Mary H. Purdy, PhD CCC-SLP BC-ANCDS, is an associate professor at Southern Connecticut State University, Department of Communication Disorders and a consultant at Hartford Hospital/Eastern Rehabilitation Network, Hartford, Connecticut.
Increasing Stroke Patients' Success in Self-Medication Programs Using an Interdisciplinary Cognitive Rehabilitation Approach
Article first published online: 27 MAR 2012
2007 Association of Rehabilitation Nurses
Volume 32, Issue 5, pages 210–213, September-October 2007
How to Cite
Purdy, M. (2007), Increasing Stroke Patients' Success in Self-Medication Programs Using an Interdisciplinary Cognitive Rehabilitation Approach. Rehabilitation Nursing, 32: 210–213. doi: 10.1002/j.2048-7940.2007.tb00175.x
- Issue published online: 27 MAR 2012
- Article first published online: 27 MAR 2012

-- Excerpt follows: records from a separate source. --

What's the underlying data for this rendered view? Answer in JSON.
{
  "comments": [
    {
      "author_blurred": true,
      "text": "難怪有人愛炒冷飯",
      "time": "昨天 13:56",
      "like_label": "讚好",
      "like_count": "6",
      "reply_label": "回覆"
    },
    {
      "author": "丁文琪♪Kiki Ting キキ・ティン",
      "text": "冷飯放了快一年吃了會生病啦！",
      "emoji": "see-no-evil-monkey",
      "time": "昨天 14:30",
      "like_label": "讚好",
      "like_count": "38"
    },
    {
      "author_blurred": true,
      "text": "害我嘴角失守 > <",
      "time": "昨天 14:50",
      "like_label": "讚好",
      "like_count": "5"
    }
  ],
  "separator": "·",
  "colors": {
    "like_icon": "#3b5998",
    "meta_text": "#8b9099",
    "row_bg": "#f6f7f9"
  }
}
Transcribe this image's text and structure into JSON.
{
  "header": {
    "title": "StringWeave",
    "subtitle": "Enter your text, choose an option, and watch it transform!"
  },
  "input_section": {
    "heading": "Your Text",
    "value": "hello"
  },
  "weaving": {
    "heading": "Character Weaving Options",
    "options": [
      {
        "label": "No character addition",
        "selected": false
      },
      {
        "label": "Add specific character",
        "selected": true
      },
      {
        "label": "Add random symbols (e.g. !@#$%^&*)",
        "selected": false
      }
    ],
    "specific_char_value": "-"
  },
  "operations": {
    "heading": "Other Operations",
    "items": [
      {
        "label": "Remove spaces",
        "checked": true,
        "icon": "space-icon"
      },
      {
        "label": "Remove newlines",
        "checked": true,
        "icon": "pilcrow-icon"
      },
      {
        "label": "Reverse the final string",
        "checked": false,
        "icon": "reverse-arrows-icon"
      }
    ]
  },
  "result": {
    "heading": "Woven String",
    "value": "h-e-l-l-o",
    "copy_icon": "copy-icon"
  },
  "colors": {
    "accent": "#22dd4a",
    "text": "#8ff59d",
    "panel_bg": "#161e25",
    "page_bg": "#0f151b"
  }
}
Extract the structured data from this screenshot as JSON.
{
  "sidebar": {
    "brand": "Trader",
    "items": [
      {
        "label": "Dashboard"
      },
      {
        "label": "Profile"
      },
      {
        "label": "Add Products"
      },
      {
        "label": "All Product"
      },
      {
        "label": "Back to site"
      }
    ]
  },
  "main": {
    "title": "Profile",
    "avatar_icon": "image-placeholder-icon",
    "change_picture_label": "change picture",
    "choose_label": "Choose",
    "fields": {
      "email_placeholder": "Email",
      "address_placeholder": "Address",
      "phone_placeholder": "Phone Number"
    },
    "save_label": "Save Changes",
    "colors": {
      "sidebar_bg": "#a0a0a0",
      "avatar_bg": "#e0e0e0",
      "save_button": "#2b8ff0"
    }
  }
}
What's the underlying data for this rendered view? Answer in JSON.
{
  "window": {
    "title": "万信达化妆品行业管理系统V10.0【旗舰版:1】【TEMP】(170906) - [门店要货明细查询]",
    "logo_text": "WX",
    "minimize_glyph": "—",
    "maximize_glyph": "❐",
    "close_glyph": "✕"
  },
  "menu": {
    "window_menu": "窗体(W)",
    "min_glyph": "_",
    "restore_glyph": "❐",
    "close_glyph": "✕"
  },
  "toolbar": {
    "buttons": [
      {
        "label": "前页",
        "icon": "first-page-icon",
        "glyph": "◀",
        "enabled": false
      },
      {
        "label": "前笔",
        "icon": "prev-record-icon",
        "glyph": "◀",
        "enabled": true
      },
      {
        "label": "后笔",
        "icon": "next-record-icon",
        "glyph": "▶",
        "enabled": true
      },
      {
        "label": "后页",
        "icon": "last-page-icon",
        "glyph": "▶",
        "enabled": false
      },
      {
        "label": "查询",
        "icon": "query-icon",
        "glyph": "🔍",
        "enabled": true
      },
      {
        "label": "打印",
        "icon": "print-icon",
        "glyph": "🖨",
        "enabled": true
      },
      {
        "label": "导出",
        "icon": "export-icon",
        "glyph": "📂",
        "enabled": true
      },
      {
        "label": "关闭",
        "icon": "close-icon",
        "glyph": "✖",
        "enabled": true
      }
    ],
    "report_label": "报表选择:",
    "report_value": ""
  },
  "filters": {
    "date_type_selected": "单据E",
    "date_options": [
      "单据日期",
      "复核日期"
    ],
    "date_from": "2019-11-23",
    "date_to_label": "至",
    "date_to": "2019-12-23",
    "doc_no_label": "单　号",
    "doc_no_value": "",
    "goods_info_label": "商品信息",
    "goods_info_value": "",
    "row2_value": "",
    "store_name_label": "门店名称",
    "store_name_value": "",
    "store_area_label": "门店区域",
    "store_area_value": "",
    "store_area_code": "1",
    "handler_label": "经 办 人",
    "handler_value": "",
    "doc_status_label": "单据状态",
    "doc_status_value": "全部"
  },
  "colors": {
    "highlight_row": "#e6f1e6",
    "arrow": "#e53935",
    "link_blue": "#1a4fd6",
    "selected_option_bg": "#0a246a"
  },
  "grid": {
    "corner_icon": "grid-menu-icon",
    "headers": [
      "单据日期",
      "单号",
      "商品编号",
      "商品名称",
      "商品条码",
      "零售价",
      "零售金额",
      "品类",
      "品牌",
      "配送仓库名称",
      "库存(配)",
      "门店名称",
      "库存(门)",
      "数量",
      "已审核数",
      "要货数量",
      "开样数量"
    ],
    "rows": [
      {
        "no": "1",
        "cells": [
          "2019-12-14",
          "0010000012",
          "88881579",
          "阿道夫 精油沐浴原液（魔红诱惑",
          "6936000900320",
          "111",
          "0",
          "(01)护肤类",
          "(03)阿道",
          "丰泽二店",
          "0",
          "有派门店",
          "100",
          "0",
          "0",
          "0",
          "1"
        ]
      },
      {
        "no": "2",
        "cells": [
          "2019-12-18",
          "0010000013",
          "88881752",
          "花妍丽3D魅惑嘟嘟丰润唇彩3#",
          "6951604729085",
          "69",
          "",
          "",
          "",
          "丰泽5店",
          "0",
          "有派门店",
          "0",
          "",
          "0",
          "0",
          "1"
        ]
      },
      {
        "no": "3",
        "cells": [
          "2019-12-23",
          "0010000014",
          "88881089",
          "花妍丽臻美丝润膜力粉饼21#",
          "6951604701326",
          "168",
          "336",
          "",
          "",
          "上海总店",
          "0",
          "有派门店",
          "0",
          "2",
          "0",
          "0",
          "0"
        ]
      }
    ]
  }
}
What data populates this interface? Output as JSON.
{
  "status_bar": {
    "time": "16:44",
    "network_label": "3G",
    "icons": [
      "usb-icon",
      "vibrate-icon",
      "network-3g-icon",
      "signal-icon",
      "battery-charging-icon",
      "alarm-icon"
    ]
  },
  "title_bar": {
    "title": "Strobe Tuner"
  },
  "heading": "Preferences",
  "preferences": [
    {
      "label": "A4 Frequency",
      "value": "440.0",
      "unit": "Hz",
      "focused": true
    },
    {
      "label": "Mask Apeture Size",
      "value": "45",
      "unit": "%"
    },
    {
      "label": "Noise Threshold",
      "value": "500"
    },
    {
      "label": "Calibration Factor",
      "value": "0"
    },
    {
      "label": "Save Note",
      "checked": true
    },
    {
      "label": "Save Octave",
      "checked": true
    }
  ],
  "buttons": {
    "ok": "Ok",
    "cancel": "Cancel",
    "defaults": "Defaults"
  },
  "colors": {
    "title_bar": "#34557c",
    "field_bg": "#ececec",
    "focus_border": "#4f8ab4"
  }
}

- cognitive rehabilitation;
Rehabilitation programs strive to help patients become more independent in all aspects of daily living. Therefore, management of a patient's healthcare requirements should be an integral part of the rehabilitation program, including management of medications. Some rehabilitation programs implement self-medication programs (SMP); however, patients with cognitive deficits are often excluded. This study explored whether patients with cognitive deficits due to stroke could successfully complete an SMP using an interdisciplinary cognitive rehabilitation approach. Twenty-seven stroke patients and 36 debilitated patients with cognitive deficits participated in an SMP. A nurse and a pharmacist educated patients on their medications, and a speech-language pathologist provided cognitive rehabilitation to the stroke patients, which incorporated information from the SMP. Eighty-one percent of the stroke patients successfully completed the SMP, compared to 36% of the debilitated patients. Thus, an interdisciplinary approach to medication management for cognitively impaired stroke patients holds promise.